Ancient Egyptian mummies represent an opportunity to learn more about humans’ health, beliefs, and skills in antiquity. In the past, mummies were unwrapped and subjected to invasive dissection for research and entertainment.
Finding an ideal compromise between investigating a mummy and not destroying it encouraged the use of less invasive methods. However, the overlapping of the object’s three-dimensional (3D) data on the two-dimensional (2D) x-ray film leads to a loss of data and less satisfactory results. Computed Tomography (CT) represents a significant advance in radiology.
Recently, scientists from Egypt used CT scans to ‘digitally unwrap’ the approximately 2,300-year-old undisturbed mummy of a high socioeconomic status teenage boy. They found that this ‘Golden boy’ is an undisturbed showcase of ancient Egyptian beliefs about life after death.

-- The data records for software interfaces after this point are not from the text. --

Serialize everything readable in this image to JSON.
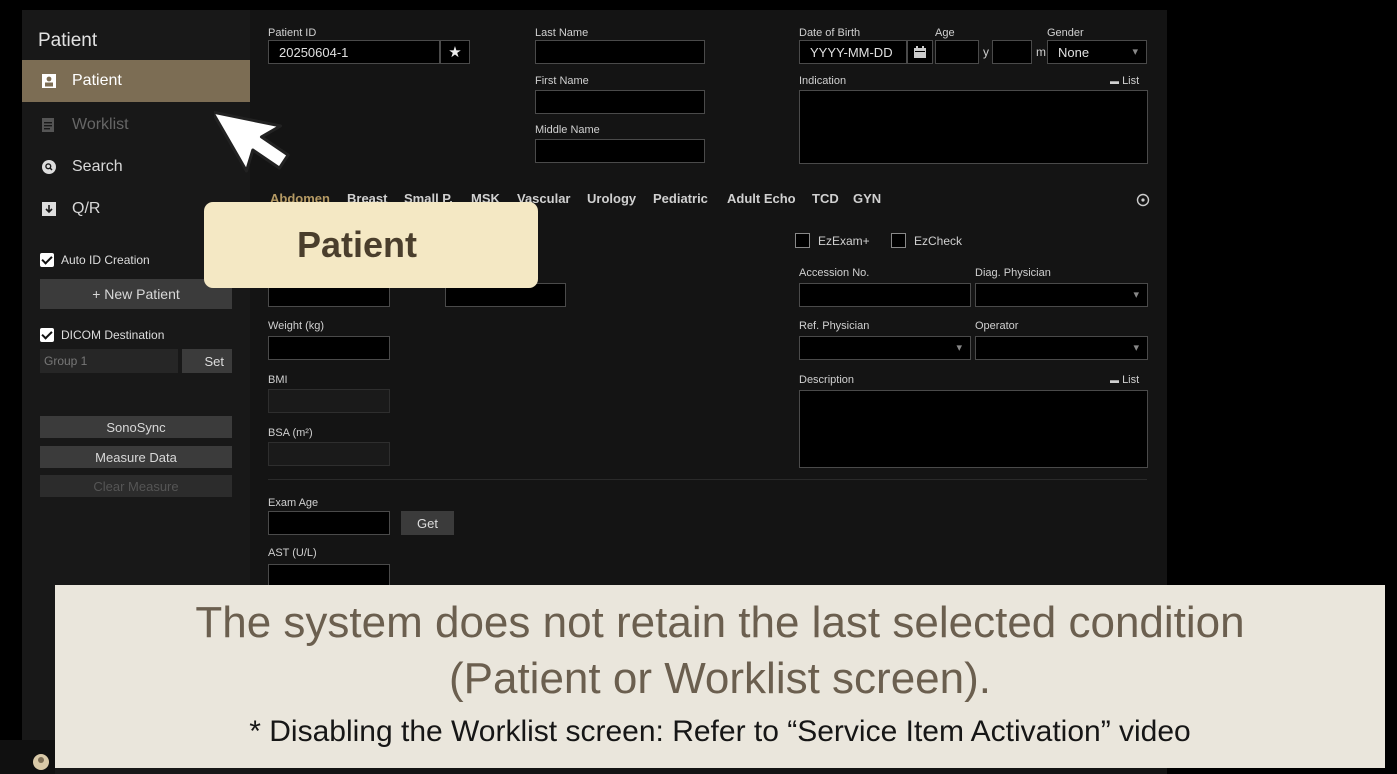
{
  "sidebar": {
    "title": "Patient",
    "nav": [
      {
        "label": "Patient",
        "icon": "patient-card-icon",
        "state": "active"
      },
      {
        "label": "Worklist",
        "icon": "worklist-icon",
        "state": "disabled"
      },
      {
        "label": "Search",
        "icon": "search-icon",
        "state": "normal"
      },
      {
        "label": "Q/R",
        "icon": "download-icon",
        "state": "normal"
      }
    ],
    "auto_id_label": "Auto ID Creation",
    "new_patient_label": "+ New Patient",
    "dicom_destination_label": "DICOM Destination",
    "group_value": "Group 1",
    "set_label": "Set",
    "sonosync_label": "SonoSync",
    "measure_data_label": "Measure Data",
    "clear_measure_label": "Clear Measure"
  },
  "form": {
    "patient_id_label": "Patient ID",
    "patient_id_value": "20250604-1",
    "last_name_label": "Last Name",
    "first_name_label": "First Name",
    "middle_name_label": "Middle Name",
    "dob_label": "Date of Birth",
    "dob_placeholder": "YYYY-MM-DD",
    "age_label": "Age",
    "age_y": "y",
    "age_m": "m",
    "gender_label": "Gender",
    "gender_value": "None",
    "indication_label": "Indication",
    "list_label": "List",
    "weight_label": "Weight (kg)",
    "bmi_label": "BMI",
    "bsa_label": "BSA (m²)",
    "exam_age_label": "Exam Age",
    "get_label": "Get",
    "ast_label": "AST (U/L)",
    "ezexam_label": "EzExam+",
    "ezcheck_label": "EzCheck",
    "accession_label": "Accession No.",
    "diag_physician_label": "Diag. Physician",
    "ref_physician_label": "Ref. Physician",
    "operator_label": "Operator",
    "description_label": "Description"
  },
  "tabs": [
    "Abdomen",
    "Breast",
    "Small P.",
    "MSK",
    "Vascular",
    "Urology",
    "Pediatric",
    "Adult Echo",
    "TCD",
    "GYN"
  ],
  "selected_tab": "Abdomen",
  "callout": {
    "text": "Patient"
  },
  "caption": {
    "line1": "The system does not retain the last selected condition",
    "line2": "(Patient or Worklist screen).",
    "line3": "* Disabling the Worklist screen:  Refer to “Service Item Activation” video"
  },
  "colors": {
    "accent": "#7c6d54",
    "tab_selected": "#b59a64",
    "callout_bg": "#f4e8c4",
    "caption_bg": "#eae6dc"
  }
}
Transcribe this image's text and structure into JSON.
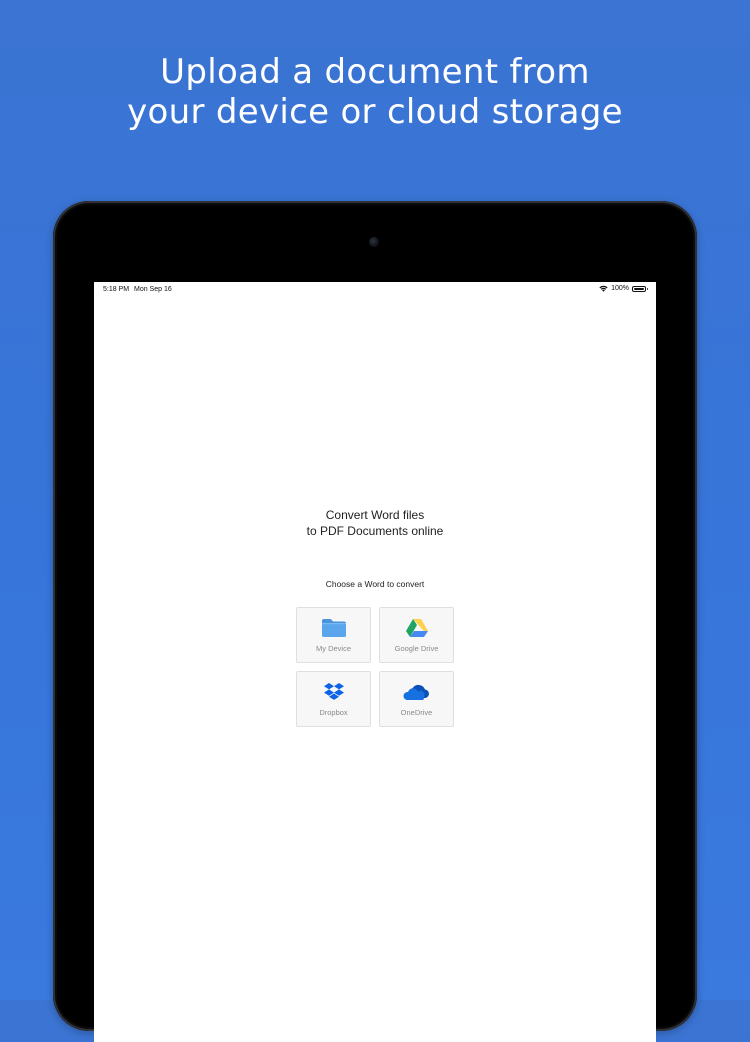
{
  "promo": {
    "headline_line1": "Upload a document from",
    "headline_line2": "your device or cloud storage"
  },
  "status_bar": {
    "time": "5:18 PM",
    "date": "Mon Sep 16",
    "battery": "100%",
    "battery_level": 1.0
  },
  "app": {
    "title_line1": "Convert Word files",
    "title_line2": "to PDF Documents online",
    "prompt": "Choose a Word to convert",
    "sources": [
      {
        "label": "My Device",
        "icon": "folder-icon"
      },
      {
        "label": "Google Drive",
        "icon": "google-drive-icon"
      },
      {
        "label": "Dropbox",
        "icon": "dropbox-icon"
      },
      {
        "label": "OneDrive",
        "icon": "onedrive-icon"
      }
    ]
  },
  "colors": {
    "background": "#3775da",
    "folder": "#5aa5ec",
    "drive_green": "#1fa463",
    "drive_yellow": "#ffd04b",
    "drive_blue": "#4688f4",
    "dropbox": "#0d63e6",
    "onedrive": "#0a50b8"
  }
}
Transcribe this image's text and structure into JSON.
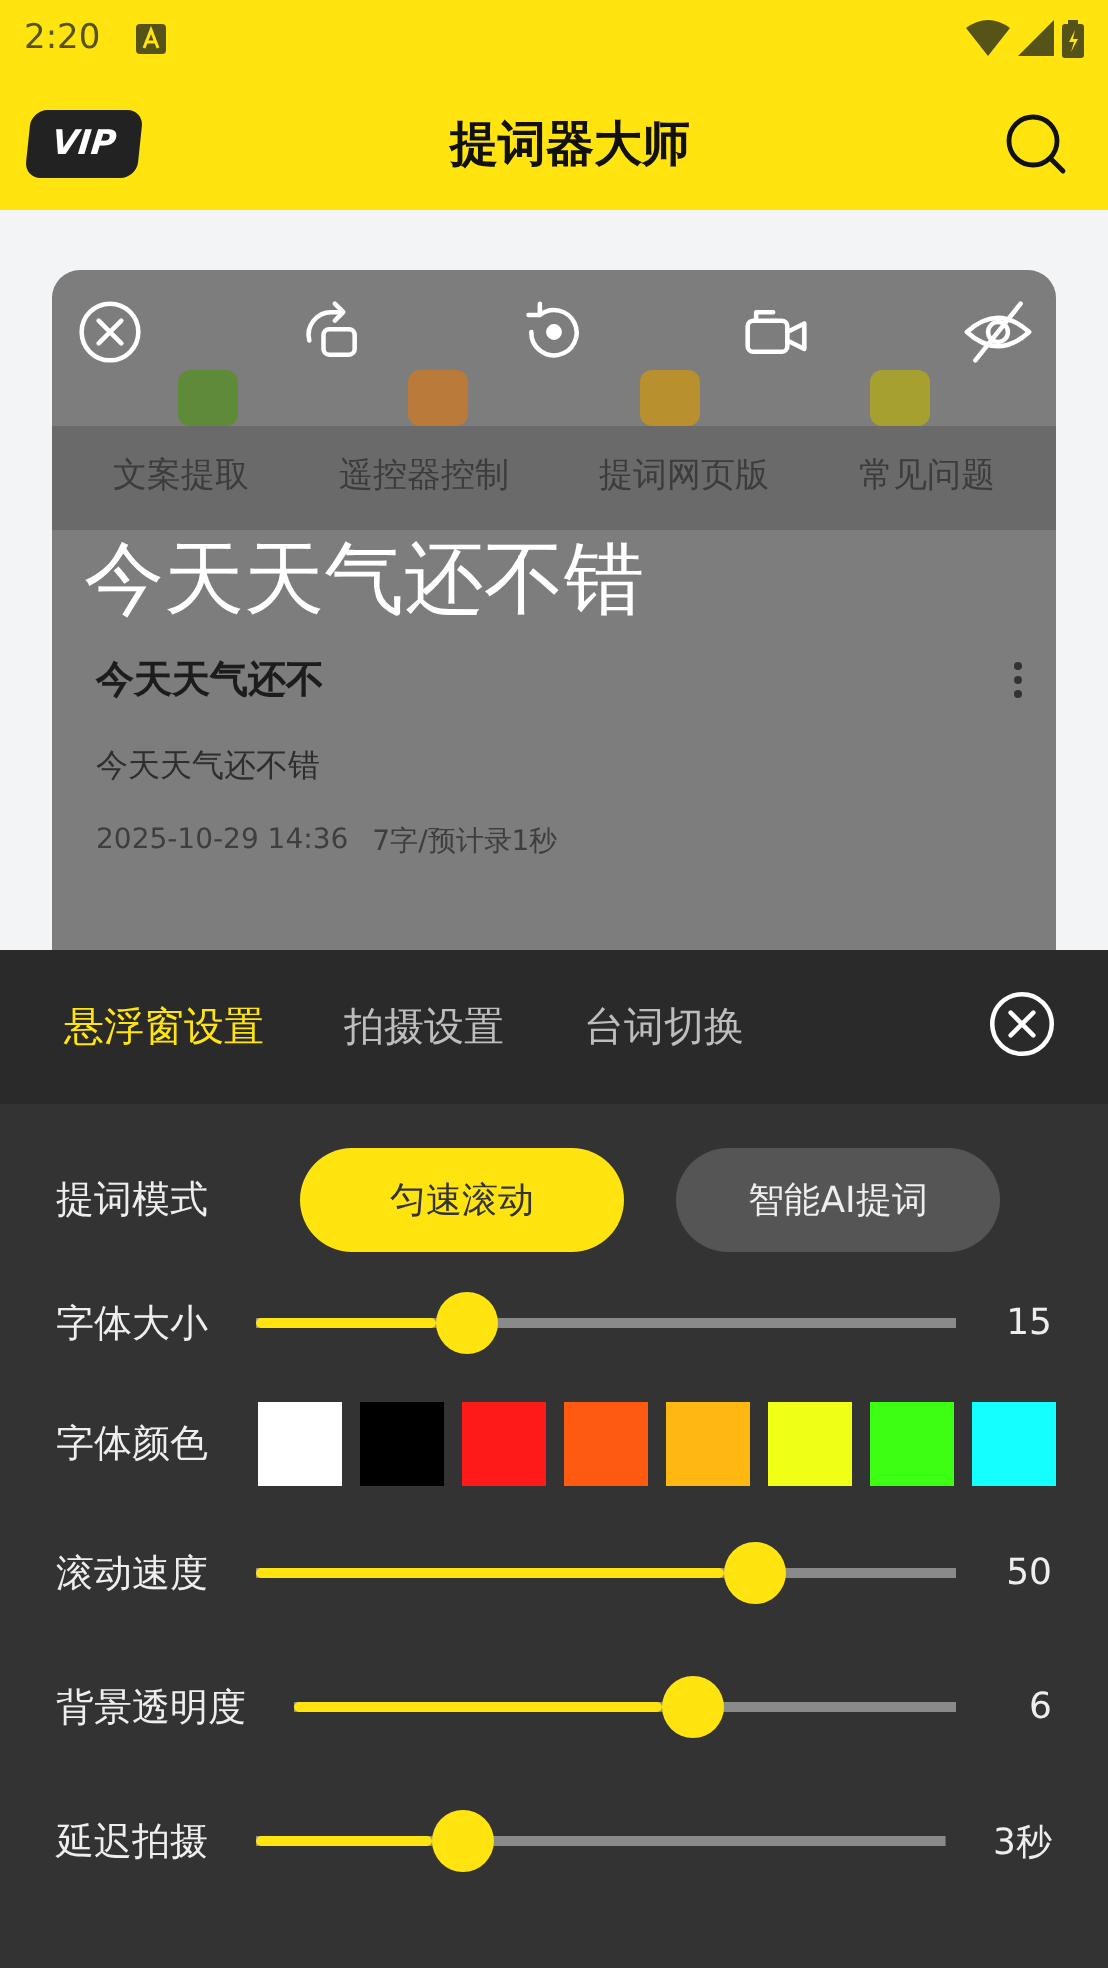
{
  "status_bar": {
    "time": "2:20"
  },
  "app_bar": {
    "vip_badge": "VIP",
    "title": "提词器大师"
  },
  "features": [
    {
      "label": "文案提取",
      "color": "#5f8a3a"
    },
    {
      "label": "遥控器控制",
      "color": "#b97a3a"
    },
    {
      "label": "提词网页版",
      "color": "#b8912e"
    },
    {
      "label": "常见问题",
      "color": "#a5a030"
    }
  ],
  "prompter_overlay": {
    "text": "今天天气还不错"
  },
  "script_item": {
    "title": "今天天气还不",
    "body": "今天天气还不错",
    "date": "2025-10-29 14:36",
    "stats": "7字/预计录1秒"
  },
  "settings_panel": {
    "tabs": [
      {
        "label": "悬浮窗设置",
        "selected": true
      },
      {
        "label": "拍摄设置",
        "selected": false
      },
      {
        "label": "台词切换",
        "selected": false
      }
    ],
    "mode": {
      "label": "提词模式",
      "options": [
        {
          "label": "匀速滚动",
          "selected": true
        },
        {
          "label": "智能AI提词",
          "selected": false
        }
      ]
    },
    "font_size": {
      "label": "字体大小",
      "level": 0.3,
      "reading": "15"
    },
    "font_color": {
      "label": "字体颜色",
      "swatches": [
        {
          "color": "#ffffff"
        },
        {
          "color": "#000000"
        },
        {
          "color": "#ff1a1a"
        },
        {
          "color": "#ff5a12"
        },
        {
          "color": "#ffb812"
        },
        {
          "color": "#f0ff16"
        },
        {
          "color": "#3cff14"
        },
        {
          "color": "#14ffff"
        }
      ]
    },
    "sliders": [
      {
        "label": "滚动速度",
        "level": 0.71,
        "reading": "50"
      },
      {
        "label": "背景透明度",
        "level": 0.6,
        "reading": "6"
      },
      {
        "label": "延迟拍摄",
        "level": 0.3,
        "reading": "3秒"
      }
    ]
  }
}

The body was equipped with 49 amulets of 21 varieties, several of which were made of gold and meticulously placed on or inside it. A golden heart scarab was inserted into the thoracic cavity, a golden tongue was inserted into the mouth, and a pair of amulets with two fingers were placed next to the uncircumcised penis.
An Isis Knot enlisted the power of Isis in the protection of the body, a right-angle amulet was meant to bring balance and leveling, and a double falcon and ostrich plumes represented the duality of spiritual and material life. A golden scarab beetle was found placed inside the thoracic cavity, of which a copy was 3D printed by the scientists.
The mummy was covered with ferns and clad in sandals, both of which had symbolic meaning. This mummy serves as a showcase for Ptolemaic-era Egyptian beliefs about death and the afterlife.
These results provide a unique insight into mummification procedures and beliefs about the importance of grave ornaments during the Ptolemaic period.
Dr. Sahar Saleem, the study’s first author and a professor at the Faculty of Medicine of Cairo University, Egypt, said, “Here we show that this mummy’s body was extensively decorated with 49 amulets, beautifully stylized in a unique arrangement of three columns between the folds of the wrappings and inside the mummy’s body cavity. These include the Eye of Horus, the scarab, the akhet amulet of the horizon, the placenta, the Knot of Isis, and others. Many were made of gold, while some were made of semiprecious stones, fired clay, or faience. Their purpose was to protect the body and give it vitality in the afterlife.”
The boy’s CT scans revealed that he was 128 cm tall, had never been circumcised, and had died of natural causes only. The boy was between 14 and 15, according to the authors’ estimation based on the degree of bone fusion and the non-erupted wisdom teeth. He had healthy teeth with no signs of periodontal disease, tooth loss, or cavities.
The “Golden Boy” mummy was discovered in 1916 at a cemetery in Nag el-Hassay, southern Egypt. The cemetery was in use between around 332 and 30 BCE. Until this research, it had been kept in the Egyptian Museum’s basement without being studied.
The mummy was placed within two coffins: an inner wooden sarcophagus and an outer coffin with a Greek inscription. On the inside, he was dressed in a pair of sandals, a pectoral cartonnage that covered the front of his torso, and a head mask with gold trim. Apart from the heart, the viscera had been removed through an incision, while the brain had been removed through the nose and replaced with resin.
Dr. Saleem said, “The sandals were probably meant to enable the boy to walk out of the coffin. According to the ancient Egyptians’ ritual Book of The Dead, the deceased had to wear white sandals to be pious and clean before reciting its verses.”
“Ferns were garlanded around the mummy’s outer surface. Ancient Egyptians were fascinated by plants and flowers and believed they possessed sacred and symbolic effects. Bouquets of plants and flowers were placed beside the deceased at the time of burial: this was done, for example, with the mummies of the New Kingdom kings Ahmose, Amenhotep I, and Ramesses the Great. The deceased was also offered plants in each visit to the dead during feasts.”
“The heart scarab is mentioned in chapter 30 of the Book of the Dead: it was important in the afterlife during judging the deceased and weighing of the heart against the feather of the goddess Maat. The heart scarab silenced the heart on Judgement Day so as not to bear witness against the deceased. It was placed inside the torso cavity during mummification to substitute for the heart if the body was deprived of this organ.”
The management of the Egyptian Museum decided to move the mummy to the main exhibition hall under the name “Golden Boy” in light of these fascinating findings. To come as close to the glories of ancient Egyptian civilization as possible, visitors can view the mummy in its new location next to CT scans and a 3D printed version of the heart scarab amulet.